The Gates and Ozzie memos don't shed much more light than what the two outlined at the rollout of Windows and Office Live on Nov. 1.
Between the Lines
Larry Dignan and other IT industry experts, blogging at the intersection of business and technology, deliver daily news and analysis on vital enterprise trends.
Larry Dignan is Editor in Chief of ZDNet and SmartPlanet as well as Editorial Director of ZDNet's sister site TechRepublic.
Rachel King is a staff writer for ZDNet based in San Francisco.
Everytime I write about the forthcoming fat client's fall from grace thanks to a new breed of software-as-a-service (SaaS) providers, the technologists-in-denial club shows up in the comments section of our blogs with its tar and feathers to give me a lashing. As the comments section on a recent posting of mine shows (see Next for Sun, Google, Java: Walking papers for the fat client cartel?

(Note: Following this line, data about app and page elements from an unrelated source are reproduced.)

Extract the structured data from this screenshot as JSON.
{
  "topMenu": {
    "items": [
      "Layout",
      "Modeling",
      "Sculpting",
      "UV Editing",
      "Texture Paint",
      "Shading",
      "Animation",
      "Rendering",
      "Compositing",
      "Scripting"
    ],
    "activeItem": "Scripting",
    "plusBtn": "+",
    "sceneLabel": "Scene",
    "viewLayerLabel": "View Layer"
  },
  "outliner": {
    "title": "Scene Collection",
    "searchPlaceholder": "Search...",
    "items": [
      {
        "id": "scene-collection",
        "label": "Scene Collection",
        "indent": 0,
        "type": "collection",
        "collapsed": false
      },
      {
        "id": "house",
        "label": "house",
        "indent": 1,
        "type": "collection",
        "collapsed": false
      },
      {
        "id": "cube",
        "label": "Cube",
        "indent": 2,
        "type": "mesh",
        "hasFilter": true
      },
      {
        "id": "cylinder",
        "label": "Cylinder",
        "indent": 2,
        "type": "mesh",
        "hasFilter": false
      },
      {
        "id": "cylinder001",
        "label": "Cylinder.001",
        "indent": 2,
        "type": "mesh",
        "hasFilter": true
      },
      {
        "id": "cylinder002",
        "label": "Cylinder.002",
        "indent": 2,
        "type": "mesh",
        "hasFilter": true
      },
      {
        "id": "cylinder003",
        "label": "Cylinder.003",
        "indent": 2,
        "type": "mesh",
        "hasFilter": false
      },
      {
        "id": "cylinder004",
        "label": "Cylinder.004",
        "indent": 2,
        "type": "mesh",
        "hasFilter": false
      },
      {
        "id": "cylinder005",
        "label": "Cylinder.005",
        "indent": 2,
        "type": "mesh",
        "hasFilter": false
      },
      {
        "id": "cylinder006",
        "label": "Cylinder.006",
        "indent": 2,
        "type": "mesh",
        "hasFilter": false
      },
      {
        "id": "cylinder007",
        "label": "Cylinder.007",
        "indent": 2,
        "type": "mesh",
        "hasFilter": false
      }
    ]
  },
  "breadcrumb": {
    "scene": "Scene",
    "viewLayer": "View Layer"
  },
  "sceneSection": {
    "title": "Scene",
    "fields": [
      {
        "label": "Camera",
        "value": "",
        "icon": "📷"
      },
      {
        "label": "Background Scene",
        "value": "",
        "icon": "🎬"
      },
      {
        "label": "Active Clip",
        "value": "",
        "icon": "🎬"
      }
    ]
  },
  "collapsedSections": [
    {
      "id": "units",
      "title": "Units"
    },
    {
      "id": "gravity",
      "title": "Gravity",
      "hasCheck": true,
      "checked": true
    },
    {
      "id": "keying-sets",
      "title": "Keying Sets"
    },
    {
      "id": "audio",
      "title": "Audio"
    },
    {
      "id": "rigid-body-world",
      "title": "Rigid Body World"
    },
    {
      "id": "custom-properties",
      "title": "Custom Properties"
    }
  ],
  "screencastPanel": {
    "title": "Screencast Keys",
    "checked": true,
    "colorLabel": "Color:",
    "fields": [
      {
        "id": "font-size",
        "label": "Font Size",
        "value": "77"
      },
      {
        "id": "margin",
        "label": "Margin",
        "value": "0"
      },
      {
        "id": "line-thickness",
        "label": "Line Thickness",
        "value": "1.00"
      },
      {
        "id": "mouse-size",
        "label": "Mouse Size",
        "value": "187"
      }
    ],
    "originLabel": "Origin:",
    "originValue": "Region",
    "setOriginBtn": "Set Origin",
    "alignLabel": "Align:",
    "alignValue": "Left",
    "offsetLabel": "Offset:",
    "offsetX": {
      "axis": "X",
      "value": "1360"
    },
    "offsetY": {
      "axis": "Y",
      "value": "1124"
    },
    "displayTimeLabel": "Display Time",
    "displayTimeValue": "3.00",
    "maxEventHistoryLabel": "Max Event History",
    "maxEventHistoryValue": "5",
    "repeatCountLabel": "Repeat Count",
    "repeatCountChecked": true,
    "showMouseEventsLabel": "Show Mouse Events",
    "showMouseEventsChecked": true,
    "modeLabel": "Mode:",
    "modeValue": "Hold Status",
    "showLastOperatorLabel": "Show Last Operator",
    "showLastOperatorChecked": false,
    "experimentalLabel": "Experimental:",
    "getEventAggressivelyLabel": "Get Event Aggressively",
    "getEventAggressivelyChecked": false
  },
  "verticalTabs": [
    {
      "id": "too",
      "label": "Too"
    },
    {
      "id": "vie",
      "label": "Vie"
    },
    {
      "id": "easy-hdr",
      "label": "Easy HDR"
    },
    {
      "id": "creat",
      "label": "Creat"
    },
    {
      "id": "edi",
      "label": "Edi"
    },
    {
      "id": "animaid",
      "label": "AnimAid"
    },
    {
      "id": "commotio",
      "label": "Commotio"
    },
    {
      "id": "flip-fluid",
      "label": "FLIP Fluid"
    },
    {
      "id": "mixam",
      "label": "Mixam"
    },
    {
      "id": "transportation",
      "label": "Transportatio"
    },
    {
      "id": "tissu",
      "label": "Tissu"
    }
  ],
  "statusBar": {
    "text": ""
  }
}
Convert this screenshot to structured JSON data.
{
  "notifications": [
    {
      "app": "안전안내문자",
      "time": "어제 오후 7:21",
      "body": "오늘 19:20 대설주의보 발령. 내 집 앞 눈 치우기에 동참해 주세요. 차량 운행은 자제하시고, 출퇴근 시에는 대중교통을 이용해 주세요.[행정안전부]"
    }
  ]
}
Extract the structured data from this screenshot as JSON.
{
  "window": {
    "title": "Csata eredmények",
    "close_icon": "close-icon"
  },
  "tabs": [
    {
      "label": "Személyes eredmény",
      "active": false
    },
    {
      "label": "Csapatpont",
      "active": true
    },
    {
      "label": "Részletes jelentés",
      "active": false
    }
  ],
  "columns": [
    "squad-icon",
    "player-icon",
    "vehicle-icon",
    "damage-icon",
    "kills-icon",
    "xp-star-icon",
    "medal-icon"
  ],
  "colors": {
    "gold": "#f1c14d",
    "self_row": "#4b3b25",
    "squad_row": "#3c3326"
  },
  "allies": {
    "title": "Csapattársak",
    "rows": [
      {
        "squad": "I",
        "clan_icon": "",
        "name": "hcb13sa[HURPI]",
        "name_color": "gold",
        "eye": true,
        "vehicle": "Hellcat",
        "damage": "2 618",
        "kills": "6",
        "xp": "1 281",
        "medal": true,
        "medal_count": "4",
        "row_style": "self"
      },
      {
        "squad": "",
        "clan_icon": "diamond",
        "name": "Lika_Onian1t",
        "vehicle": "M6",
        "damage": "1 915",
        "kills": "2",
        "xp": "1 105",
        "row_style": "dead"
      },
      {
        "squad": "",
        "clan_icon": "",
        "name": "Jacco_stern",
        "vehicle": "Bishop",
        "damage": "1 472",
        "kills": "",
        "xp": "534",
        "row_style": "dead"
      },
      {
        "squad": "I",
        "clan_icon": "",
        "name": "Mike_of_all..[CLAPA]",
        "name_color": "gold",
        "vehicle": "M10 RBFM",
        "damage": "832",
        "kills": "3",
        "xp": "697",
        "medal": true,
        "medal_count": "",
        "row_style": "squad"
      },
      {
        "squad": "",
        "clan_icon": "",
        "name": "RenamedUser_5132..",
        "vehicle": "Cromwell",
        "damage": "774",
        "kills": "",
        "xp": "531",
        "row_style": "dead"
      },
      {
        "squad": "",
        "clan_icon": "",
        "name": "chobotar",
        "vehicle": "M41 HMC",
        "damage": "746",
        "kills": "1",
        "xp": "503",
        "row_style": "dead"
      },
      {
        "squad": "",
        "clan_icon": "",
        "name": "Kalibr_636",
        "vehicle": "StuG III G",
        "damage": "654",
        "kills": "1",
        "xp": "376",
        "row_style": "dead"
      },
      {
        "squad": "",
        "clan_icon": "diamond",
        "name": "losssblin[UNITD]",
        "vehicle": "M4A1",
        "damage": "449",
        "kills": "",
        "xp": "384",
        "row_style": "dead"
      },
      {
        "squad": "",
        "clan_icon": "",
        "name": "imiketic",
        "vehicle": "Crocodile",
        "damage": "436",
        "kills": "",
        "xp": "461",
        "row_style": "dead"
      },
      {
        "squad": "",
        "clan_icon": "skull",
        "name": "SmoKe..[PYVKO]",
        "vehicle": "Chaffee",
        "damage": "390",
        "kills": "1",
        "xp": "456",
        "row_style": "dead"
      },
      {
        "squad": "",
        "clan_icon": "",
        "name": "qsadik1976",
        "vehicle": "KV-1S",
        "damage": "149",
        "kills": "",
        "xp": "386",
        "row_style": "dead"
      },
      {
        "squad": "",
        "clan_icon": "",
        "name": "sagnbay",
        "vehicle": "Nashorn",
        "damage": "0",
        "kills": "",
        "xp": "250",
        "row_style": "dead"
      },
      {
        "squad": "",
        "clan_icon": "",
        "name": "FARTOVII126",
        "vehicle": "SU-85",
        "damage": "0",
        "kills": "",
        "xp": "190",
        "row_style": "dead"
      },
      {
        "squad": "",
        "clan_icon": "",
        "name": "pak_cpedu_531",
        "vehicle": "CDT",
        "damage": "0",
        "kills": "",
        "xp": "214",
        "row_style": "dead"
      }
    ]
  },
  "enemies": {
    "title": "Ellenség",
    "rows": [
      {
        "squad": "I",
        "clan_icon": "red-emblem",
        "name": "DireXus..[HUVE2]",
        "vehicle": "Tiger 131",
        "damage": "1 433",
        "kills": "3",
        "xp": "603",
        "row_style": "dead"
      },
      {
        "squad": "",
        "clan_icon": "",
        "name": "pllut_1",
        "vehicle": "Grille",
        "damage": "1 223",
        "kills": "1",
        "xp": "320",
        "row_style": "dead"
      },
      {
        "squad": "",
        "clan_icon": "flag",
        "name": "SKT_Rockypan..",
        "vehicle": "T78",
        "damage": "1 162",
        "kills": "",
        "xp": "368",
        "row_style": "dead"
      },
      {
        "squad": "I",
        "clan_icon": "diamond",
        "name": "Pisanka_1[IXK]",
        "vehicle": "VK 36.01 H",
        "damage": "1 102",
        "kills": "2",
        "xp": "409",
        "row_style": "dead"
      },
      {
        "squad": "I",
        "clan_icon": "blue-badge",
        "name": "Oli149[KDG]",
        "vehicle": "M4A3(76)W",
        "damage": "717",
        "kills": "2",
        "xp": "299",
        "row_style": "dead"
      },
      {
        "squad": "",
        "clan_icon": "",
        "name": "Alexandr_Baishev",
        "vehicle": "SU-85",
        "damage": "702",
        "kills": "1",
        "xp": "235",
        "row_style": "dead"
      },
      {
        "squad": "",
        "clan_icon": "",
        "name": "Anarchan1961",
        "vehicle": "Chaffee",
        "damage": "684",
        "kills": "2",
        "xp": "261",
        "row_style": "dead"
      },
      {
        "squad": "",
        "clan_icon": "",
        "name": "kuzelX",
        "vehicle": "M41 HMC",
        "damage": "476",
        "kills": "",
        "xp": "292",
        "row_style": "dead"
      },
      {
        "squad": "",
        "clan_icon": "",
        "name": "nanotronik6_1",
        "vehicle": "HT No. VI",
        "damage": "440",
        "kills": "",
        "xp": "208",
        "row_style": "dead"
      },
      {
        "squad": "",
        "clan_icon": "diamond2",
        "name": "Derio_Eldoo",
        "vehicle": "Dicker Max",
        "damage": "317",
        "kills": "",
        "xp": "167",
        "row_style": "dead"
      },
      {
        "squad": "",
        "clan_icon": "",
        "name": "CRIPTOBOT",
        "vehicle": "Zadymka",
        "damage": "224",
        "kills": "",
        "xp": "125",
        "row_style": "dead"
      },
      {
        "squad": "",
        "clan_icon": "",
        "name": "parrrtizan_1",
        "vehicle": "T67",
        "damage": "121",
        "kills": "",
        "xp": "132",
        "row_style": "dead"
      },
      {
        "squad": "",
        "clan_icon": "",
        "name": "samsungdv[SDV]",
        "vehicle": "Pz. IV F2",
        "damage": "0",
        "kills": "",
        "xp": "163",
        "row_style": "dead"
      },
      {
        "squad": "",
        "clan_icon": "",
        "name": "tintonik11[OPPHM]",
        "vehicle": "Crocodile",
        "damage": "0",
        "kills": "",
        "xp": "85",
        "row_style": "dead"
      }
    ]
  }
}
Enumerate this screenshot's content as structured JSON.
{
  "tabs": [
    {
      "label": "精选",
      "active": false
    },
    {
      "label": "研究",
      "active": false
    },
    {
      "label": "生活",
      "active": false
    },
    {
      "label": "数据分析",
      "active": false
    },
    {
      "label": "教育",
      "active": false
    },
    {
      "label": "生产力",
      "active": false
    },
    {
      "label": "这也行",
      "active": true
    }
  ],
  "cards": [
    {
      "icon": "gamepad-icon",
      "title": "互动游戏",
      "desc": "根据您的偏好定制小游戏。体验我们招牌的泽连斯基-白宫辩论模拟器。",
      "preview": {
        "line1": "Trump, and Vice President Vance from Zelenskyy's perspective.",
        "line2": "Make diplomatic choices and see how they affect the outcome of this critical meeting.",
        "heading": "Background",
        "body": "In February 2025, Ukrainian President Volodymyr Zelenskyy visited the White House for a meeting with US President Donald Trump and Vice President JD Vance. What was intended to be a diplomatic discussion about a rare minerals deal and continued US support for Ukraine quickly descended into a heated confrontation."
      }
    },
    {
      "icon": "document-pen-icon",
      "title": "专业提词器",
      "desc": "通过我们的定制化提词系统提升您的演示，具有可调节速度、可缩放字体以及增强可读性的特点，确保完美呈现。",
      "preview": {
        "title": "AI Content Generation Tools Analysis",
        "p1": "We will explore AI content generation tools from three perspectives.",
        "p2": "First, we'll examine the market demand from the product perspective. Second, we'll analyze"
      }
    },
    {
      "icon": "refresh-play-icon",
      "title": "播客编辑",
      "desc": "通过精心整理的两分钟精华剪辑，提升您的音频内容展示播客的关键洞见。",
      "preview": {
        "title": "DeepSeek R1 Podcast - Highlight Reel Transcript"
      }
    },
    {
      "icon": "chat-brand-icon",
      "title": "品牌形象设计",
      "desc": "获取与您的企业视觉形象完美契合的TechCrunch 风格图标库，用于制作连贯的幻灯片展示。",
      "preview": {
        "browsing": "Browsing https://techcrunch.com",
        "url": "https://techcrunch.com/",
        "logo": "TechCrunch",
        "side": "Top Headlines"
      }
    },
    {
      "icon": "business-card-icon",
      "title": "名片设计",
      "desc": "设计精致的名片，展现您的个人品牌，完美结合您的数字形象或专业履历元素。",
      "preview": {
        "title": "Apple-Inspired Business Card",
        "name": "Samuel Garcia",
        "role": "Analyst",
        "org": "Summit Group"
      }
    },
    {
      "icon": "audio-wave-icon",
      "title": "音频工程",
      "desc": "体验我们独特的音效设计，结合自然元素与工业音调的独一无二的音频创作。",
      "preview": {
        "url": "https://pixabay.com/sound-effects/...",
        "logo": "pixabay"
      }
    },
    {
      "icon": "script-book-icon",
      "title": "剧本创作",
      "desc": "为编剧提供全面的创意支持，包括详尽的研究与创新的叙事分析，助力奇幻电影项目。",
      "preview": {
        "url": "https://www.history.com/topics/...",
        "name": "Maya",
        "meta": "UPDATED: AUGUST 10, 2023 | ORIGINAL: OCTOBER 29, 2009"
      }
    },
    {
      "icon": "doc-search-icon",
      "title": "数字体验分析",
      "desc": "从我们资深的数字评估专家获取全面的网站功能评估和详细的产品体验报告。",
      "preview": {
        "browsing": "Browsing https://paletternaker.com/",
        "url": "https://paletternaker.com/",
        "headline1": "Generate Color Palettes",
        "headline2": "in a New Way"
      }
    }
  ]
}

Within days of OASIS' OpenDocument Format (ODF) suffering a political setback in Massachusetts (a drama which has yet to fully play itself out), many of Microsoft's competitors gathered in IBM-stronghold Armonk, NY on Friday, November 4 to plot the next steps for the fledgling XML-based document standard. Because some of what was discussed was apparently confidential, the press was not invited to observe the ODF Summit.
According to a report published today by Current Analysis, AMD sold more desktop and notebook systems sold through domestic retail outlets in October than Intel. The margin was 49.
There was a time, around three years ago, if you wanted to takeway my Research in Motion (RIM) BlackBerry from me, you would have had to pry it from my dead hands, or, as reality would have it, shut down my service. I know many other people who felt and still feel the same way.
Recently there's been a lot of talk about the possibility of a pandemic flu and its affects. Most of the discussion has centered on what the Feds can do.
Echoing his well known and much discussed and vilified "Harvard Business Review" essay "IT Doesn't Matter," Nick Carr writes at the end of a post on the commoditization of search that "maybe search doesn't matter." Nick posits that search from the big three isn't very differentiated, nor is it a major barrier to switching from one search engine to another.
Technology researchers and scientists gathered in New York City last week to honor two colleagues: Gordon Moore, co-founder of Intel, and Claude Berrou [at right], co-inventor of turbo codes. Berrou and several of the attendees at the Marconi Society-sponsored symposium added their voices to the growing concern that the United States is falling behind the rest of the world in technological innovation because fewer dollars are being allocated to long-term research.
At least the purported insidious code-borne access seems to be in the hands of the "good guys."
Not the famous John Ford movie, "The Searchers," but the SDForum's event, “The Search: A ten year perspective”, which takes place on Thursday night in Mountain View, CA. I'll be interviewing John Battelle, author of Searchblog and The Search, and get a look at some of the newer, specialized search engines that are popping up on the landscape.